The population of Russia has been falling an average of 700,000 people each year since the collapse of the Soviet Union more than 16 years ago. Russian women can expect to live until 73, but the average life expectancy of men is 59, about a dozen years less than their counterparts in Western Europe.
Larissa Ilgova lost her husband to liver disease. She says many of her friends are dying young. “I have many friends and they’re all dying at a young age – 47, 48, 50, 60,” she says. “A lot.”
Health experts say reasons for so many premature deaths in Russia include heart disease, poor diet, hard work, smoking, and above all, alcoholism.
But Russian demographer Igor Beloborodov says alcoholism is the symptom of a larger problem – a spiritual malaise among the general population.
He says this malaise does not afflict Russia’s religious communities, noting their members live longer and have more children than average, though they are not necessarily wealthier.
“This is most evident among the devout Orthodox [Christian], members of Russia’s largest religious faith,” Beloborodov said. “There are also many children born to Muslims, and the same goes for Buddhists. People who have preserved a certain moral code and a positive attitude toward family values demonstrate different demographic and reproductive tendencies.”

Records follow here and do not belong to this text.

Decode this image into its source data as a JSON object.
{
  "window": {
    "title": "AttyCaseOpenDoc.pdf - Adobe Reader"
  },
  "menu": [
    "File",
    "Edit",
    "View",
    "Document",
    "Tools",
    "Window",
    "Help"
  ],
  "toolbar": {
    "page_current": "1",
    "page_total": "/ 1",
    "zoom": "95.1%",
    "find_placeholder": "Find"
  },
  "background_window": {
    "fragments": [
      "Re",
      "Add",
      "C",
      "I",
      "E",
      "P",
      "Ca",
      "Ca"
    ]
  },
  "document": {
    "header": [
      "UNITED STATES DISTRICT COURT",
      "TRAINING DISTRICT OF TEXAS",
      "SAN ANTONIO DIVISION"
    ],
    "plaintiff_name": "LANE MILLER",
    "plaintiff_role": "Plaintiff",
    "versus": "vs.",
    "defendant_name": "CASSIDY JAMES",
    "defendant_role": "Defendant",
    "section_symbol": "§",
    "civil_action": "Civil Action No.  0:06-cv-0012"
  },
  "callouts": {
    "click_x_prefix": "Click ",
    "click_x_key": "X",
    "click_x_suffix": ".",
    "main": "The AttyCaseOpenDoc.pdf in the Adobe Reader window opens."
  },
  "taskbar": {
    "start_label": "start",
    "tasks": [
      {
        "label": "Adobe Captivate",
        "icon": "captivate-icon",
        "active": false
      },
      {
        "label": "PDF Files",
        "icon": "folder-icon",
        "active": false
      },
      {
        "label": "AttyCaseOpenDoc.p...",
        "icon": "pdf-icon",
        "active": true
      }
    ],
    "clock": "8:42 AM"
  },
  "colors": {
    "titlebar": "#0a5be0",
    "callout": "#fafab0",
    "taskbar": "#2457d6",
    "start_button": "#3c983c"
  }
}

Beloborodov says 75 years of atheism and economic mismanagement by communists devastated not only Russia’s spiritual and material foundations, but also the family structure. He says the communist system created what he calls “demographic time bombs” that continue to explode in Russia years after the Soviet collapse in 1991. These include the legalization of abortions, prohibition of private property and inheritance rights, and making a mother’s service to communism more rewarding than caring for her children.

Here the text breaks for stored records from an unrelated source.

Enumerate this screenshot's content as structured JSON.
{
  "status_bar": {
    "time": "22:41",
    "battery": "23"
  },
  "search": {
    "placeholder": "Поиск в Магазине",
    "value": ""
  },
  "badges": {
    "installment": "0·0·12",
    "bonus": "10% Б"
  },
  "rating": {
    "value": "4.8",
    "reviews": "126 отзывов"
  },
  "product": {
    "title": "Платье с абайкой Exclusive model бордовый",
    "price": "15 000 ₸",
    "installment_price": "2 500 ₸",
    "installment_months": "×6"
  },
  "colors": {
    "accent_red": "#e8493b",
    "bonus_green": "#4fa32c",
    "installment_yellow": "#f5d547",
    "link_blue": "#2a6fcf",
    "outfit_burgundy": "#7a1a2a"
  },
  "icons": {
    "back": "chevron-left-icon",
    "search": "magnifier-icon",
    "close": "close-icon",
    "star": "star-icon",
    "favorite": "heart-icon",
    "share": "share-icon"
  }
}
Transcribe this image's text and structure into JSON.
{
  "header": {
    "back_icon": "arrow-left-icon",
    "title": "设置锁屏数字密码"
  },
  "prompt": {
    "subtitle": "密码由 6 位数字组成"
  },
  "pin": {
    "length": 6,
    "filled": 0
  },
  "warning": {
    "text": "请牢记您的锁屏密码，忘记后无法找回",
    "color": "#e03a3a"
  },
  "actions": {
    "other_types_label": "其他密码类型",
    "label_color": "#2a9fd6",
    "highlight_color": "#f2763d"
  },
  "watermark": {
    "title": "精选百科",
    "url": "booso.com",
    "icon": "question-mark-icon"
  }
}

Prime Minister Vladimir Putin recently called for measures to increase Russian life expectancy to 75 by the year 2020. But demographer Beloborodov questions whether the problem can be solved in a mere 12 years. “I think the approach to the problem – lowering the death rate but ignoring the birth rate – is wrong,” he said. “It won’t solve anything. It would only guarantee an older population. In other words, the rate of aging would accelerate, but the burden on the working-age population would increase. Even now, our pension system is in a state of crisis.”
The demographer says more working-age Russians are needed not only to support retirees, but also to develop the economy and maintain a viable army.
Some analysts also fear the Chinese could fill a vacuum created by a particularly acute loss of people in Russia’s Far East.
Vladimir Myasnikov, one of Russia’s foremost China experts, disagrees. He says not many people are needed to hold the area. “East of the Urals, normal human living conditions exist only along a very thin strip running along the Chinese border. There is permafrost North of some local mountain ranges, where temperatures reach as low as 50 below zero centigrade. There are similar regions in Canada, which are virtually empty.”
Russia has as many as 12 million immigrants, most of them illegal, to make up for Russia’s ever-growing labor shortage. Some immigrants have been attacked and even killed by xenophobic Russians who resent the newcomers as intruders. Despite an slight increase in number of births last year, the United Nations predicts the country’s population will continue to plummet from the current 141 million to less than 100 million by mid-century.